David Synnot, Governor of Wexford during the Sack of Wexford by Cromwell
Monckton Synnot (1827–1879), prominent squatter in Victoria, Australia
Sir Walter Synnot (1742–1821), son of Richard Synnot, settled in the parish of Ballymoyer, County Armagh in 1778
Sir Walter Synnot Manifold (1849–1928), Australian politician
Timothy Monckton Synnot DSC, an officer in the Royal Australian Navy
Walter Synnot, prominent Australian Colonial, a son of Sir Walter SynnotTimothy Monckton Synnot
Timothy Monckton Synnot DSC (15 January 1916 – May 1997) was an officer in the Royal Australian Navy. He was a descendant of Monckton Synnot and the older brother of Admiral Anthony Synnot he joined the RAN in 1930 and served on HMAS Hobart in World War II, during which he was awarded the Distinguished Service Cross and was mentioned in Despatches. He was promoted to commander in 1951 and retired as a captain.
After his naval service Synnot settled at Naberoo, near Keith, in South Australia.Victor Smith
Admiral Sir Victor Alfred Trumper Smith, (9 May 1913 – 10 July 1998) was a senior officer in the Royal Australian Navy. Smith's career culminated with his appointment as Chairman, Chiefs of Staff Committee—forerunner of the role of Australia's Chief of the Defence Force—from 1970 to 1975, following an earlier term as Chief of Naval Staff from 1968 to 1970.Walter Synnot (colonial settler)
Captain Walter Synnot, a prominent Australian Colonial, was a son of Sir Walter Synnot. In 1819 he settled in Cape Colony but returned to Britain. In 1835 he then settled first in Van Diemen's Land at his property Invermay, near Launceston, Tasmania. Walter spent the rest of his life in Tasmania and died at his home, "The Mansion" in Canning Street, Launceston, in 1851. His numerous children included Julia, who married Henry Cole in Launceston, Monckton Synnot and George Synnot the well known squatters and wool brokers. His daughter Jane married into the Manifold family.
He features in the famous 18th-century painting "The Children of Walter Synnot Esq" by Joseph Wright of Derby.
Of the more famous of his descendants are Admiral Sir Anthony Synnot RAN and Sir Walter Synnot Manifold.
|Chairman, Chiefs of Staff Committee|
|Chief of Defence Force Staff|
|Chief of the Defence Force|
Commonwealth Naval Forces
|First Naval Members,|
Australian Commonwealth Naval Board

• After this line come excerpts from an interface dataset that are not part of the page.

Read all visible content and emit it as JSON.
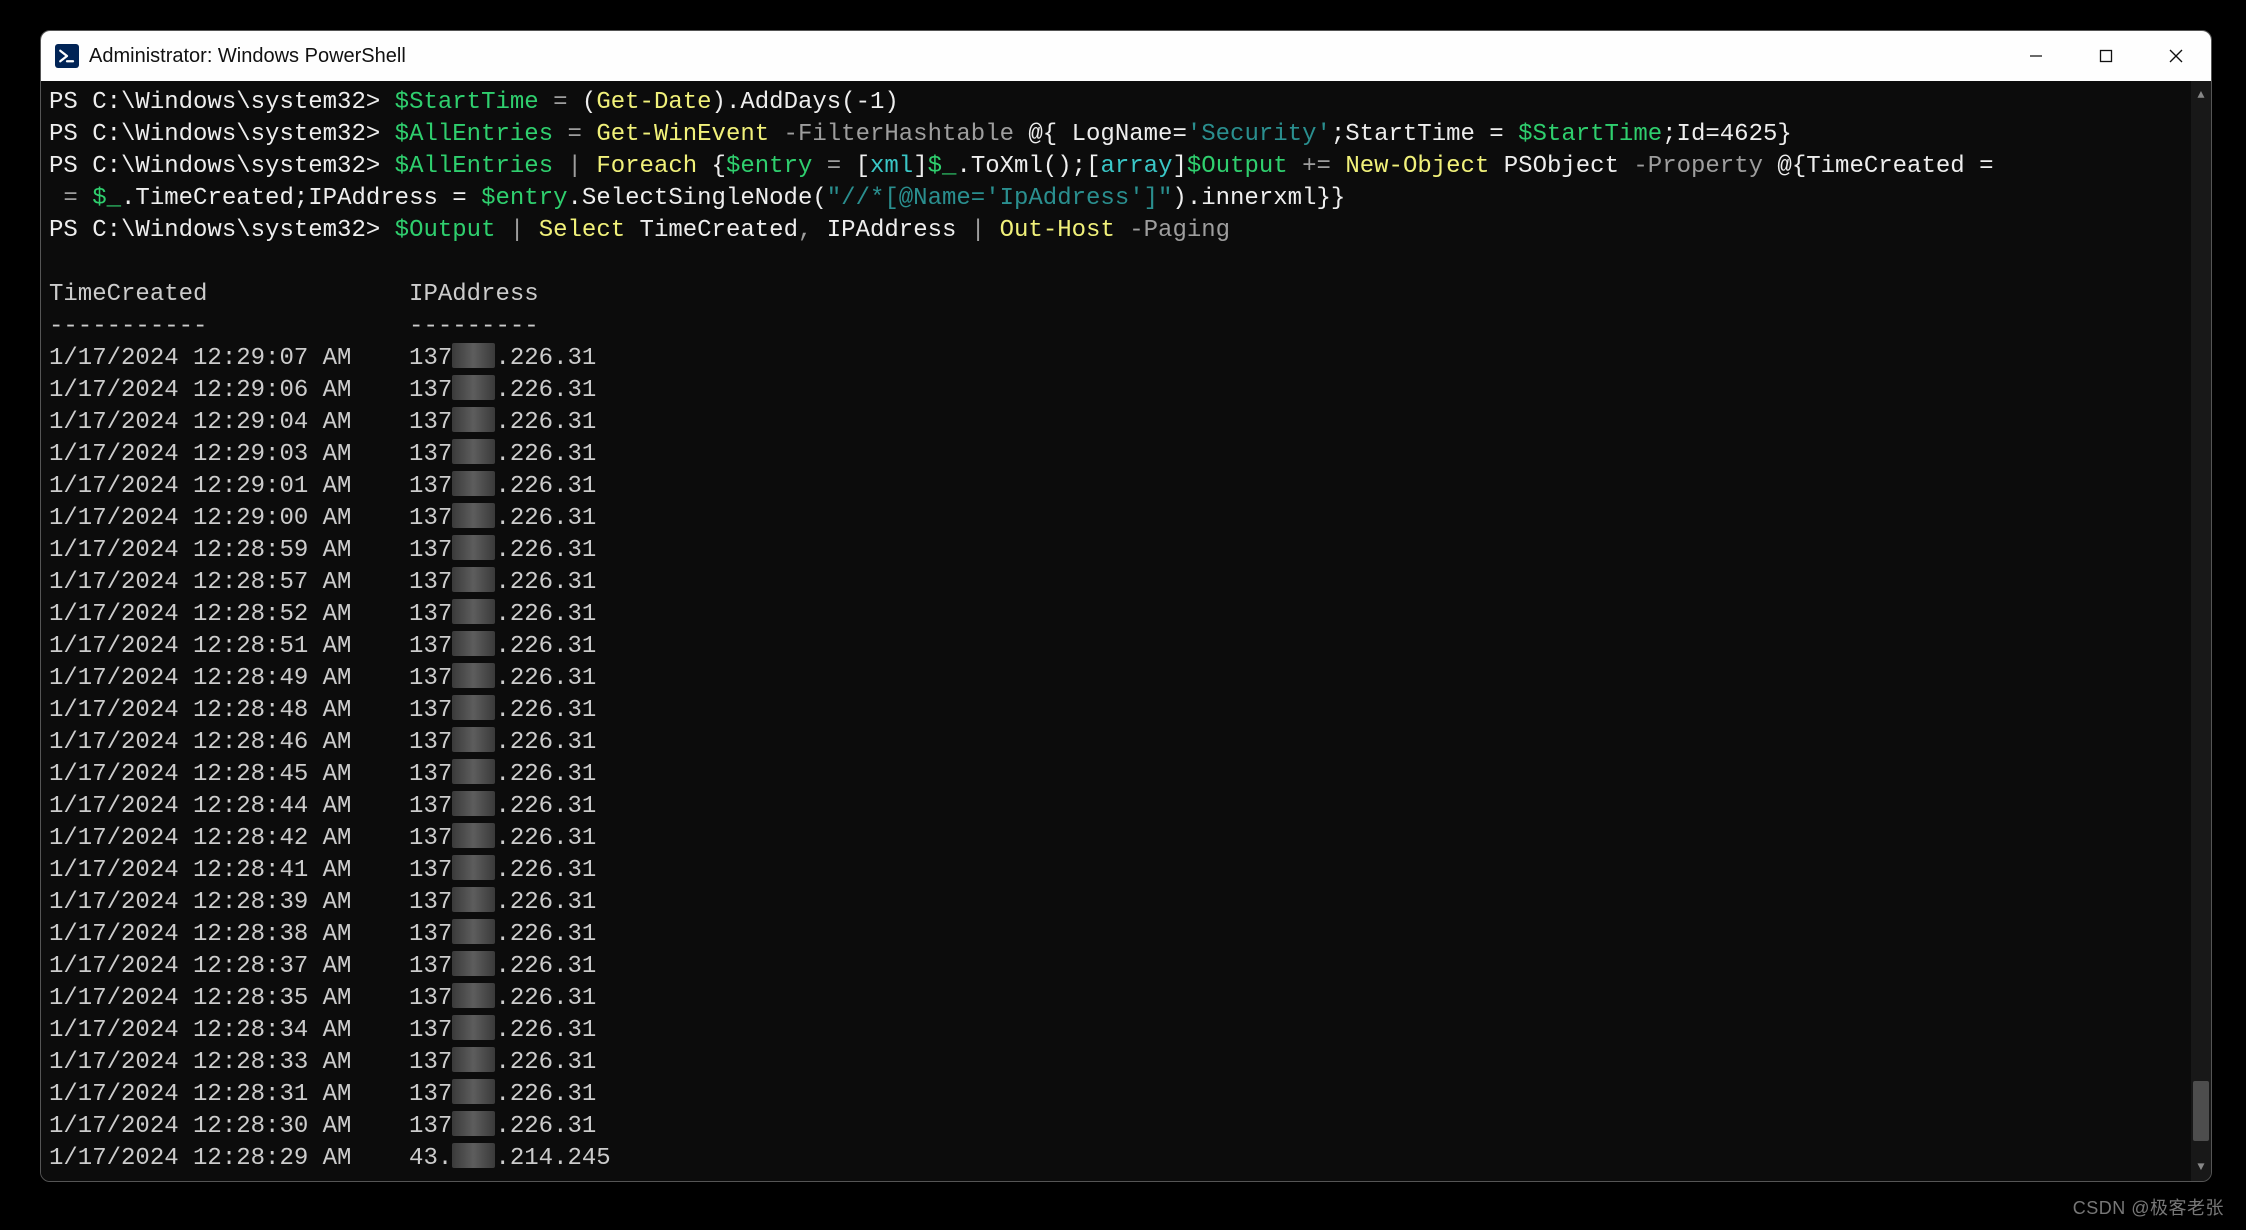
{
  "window": {
    "title": "Administrator: Windows PowerShell"
  },
  "prompt": "PS C:\\Windows\\system32>",
  "commands": {
    "line1": {
      "var1": "$StartTime",
      "eq": " = ",
      "lp": "(",
      "cmd": "Get-Date",
      "rp": ")",
      "method": ".AddDays(",
      "arg": "-1",
      "close": ")"
    },
    "line2": {
      "var1": "$AllEntries",
      "eq": " = ",
      "cmd": "Get-WinEvent",
      "flag": " -FilterHashtable ",
      "hash_open": "@{ ",
      "k1": "LogName=",
      "v1": "'Security'",
      "sep1": ";",
      "k2": "StartTime = ",
      "v2": "$StartTime",
      "sep2": ";",
      "k3": "Id=",
      "v3": "4625",
      "hash_close": "}"
    },
    "line3": {
      "var1": "$AllEntries",
      "pipe": " | ",
      "foreach": "Foreach ",
      "lb": "{",
      "ev": "$entry",
      "eq": " = ",
      "lbr": "[",
      "xml": "xml",
      "rbr": "]",
      "dollar": "$_",
      "toxml": ".ToXml();",
      "lbr2": "[",
      "array": "array",
      "rbr2": "]",
      "outv": "$Output",
      "plus": " += ",
      "newobj": "New-Object",
      "pso": " PSObject ",
      "propflag": "-Property ",
      "hash": "@{",
      "tcprop": "TimeCreated = ",
      "dollar2": "$_",
      "dot_tc": ".TimeCreated;",
      "ipprop": "IPAddress = ",
      "ev2": "$entry",
      "sel": ".SelectSingleNode(",
      "xpath": "\"//*[@Name='IpAddress']\"",
      "selclose": ").innerxml}}"
    },
    "line4": {
      "var1": "$Output",
      "pipe1": " | ",
      "select": "Select",
      "cols": " TimeCreated",
      "comma": ",",
      "col2": " IPAddress ",
      "pipe2": "| ",
      "outhost": "Out-Host",
      "paging": " -Paging"
    }
  },
  "headers": {
    "h1": "TimeCreated",
    "h2": "IPAddress",
    "dash1": "-----------",
    "dash2": "---------"
  },
  "rows": [
    {
      "time": "1/17/2024 12:29:07 AM",
      "ip_a": "137",
      "ip_b": ".226.31"
    },
    {
      "time": "1/17/2024 12:29:06 AM",
      "ip_a": "137",
      "ip_b": ".226.31"
    },
    {
      "time": "1/17/2024 12:29:04 AM",
      "ip_a": "137",
      "ip_b": ".226.31"
    },
    {
      "time": "1/17/2024 12:29:03 AM",
      "ip_a": "137",
      "ip_b": ".226.31"
    },
    {
      "time": "1/17/2024 12:29:01 AM",
      "ip_a": "137",
      "ip_b": ".226.31"
    },
    {
      "time": "1/17/2024 12:29:00 AM",
      "ip_a": "137",
      "ip_b": ".226.31"
    },
    {
      "time": "1/17/2024 12:28:59 AM",
      "ip_a": "137",
      "ip_b": ".226.31"
    },
    {
      "time": "1/17/2024 12:28:57 AM",
      "ip_a": "137",
      "ip_b": ".226.31"
    },
    {
      "time": "1/17/2024 12:28:52 AM",
      "ip_a": "137",
      "ip_b": ".226.31"
    },
    {
      "time": "1/17/2024 12:28:51 AM",
      "ip_a": "137",
      "ip_b": ".226.31"
    },
    {
      "time": "1/17/2024 12:28:49 AM",
      "ip_a": "137",
      "ip_b": ".226.31"
    },
    {
      "time": "1/17/2024 12:28:48 AM",
      "ip_a": "137",
      "ip_b": ".226.31"
    },
    {
      "time": "1/17/2024 12:28:46 AM",
      "ip_a": "137",
      "ip_b": ".226.31"
    },
    {
      "time": "1/17/2024 12:28:45 AM",
      "ip_a": "137",
      "ip_b": ".226.31"
    },
    {
      "time": "1/17/2024 12:28:44 AM",
      "ip_a": "137",
      "ip_b": ".226.31"
    },
    {
      "time": "1/17/2024 12:28:42 AM",
      "ip_a": "137",
      "ip_b": ".226.31"
    },
    {
      "time": "1/17/2024 12:28:41 AM",
      "ip_a": "137",
      "ip_b": ".226.31"
    },
    {
      "time": "1/17/2024 12:28:39 AM",
      "ip_a": "137",
      "ip_b": ".226.31"
    },
    {
      "time": "1/17/2024 12:28:38 AM",
      "ip_a": "137",
      "ip_b": ".226.31"
    },
    {
      "time": "1/17/2024 12:28:37 AM",
      "ip_a": "137",
      "ip_b": ".226.31"
    },
    {
      "time": "1/17/2024 12:28:35 AM",
      "ip_a": "137",
      "ip_b": ".226.31"
    },
    {
      "time": "1/17/2024 12:28:34 AM",
      "ip_a": "137",
      "ip_b": ".226.31"
    },
    {
      "time": "1/17/2024 12:28:33 AM",
      "ip_a": "137",
      "ip_b": ".226.31"
    },
    {
      "time": "1/17/2024 12:28:31 AM",
      "ip_a": "137",
      "ip_b": ".226.31"
    },
    {
      "time": "1/17/2024 12:28:30 AM",
      "ip_a": "137",
      "ip_b": ".226.31"
    },
    {
      "time": "1/17/2024 12:28:29 AM",
      "ip_a": "43.",
      "ip_b": ".214.245"
    }
  ],
  "watermark": "CSDN @极客老张"
}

|Chiefs of the Naval Staff|
|Chiefs of Navy|
|Rear Admiral Commanding HM Australian Fleet|
|Rear Admiral Commanding HM Australian Squadron|
|Flag Officer Commanding HM Australian Fleet|
|Maritime Commander Australia|
|Commander Australian Fleet|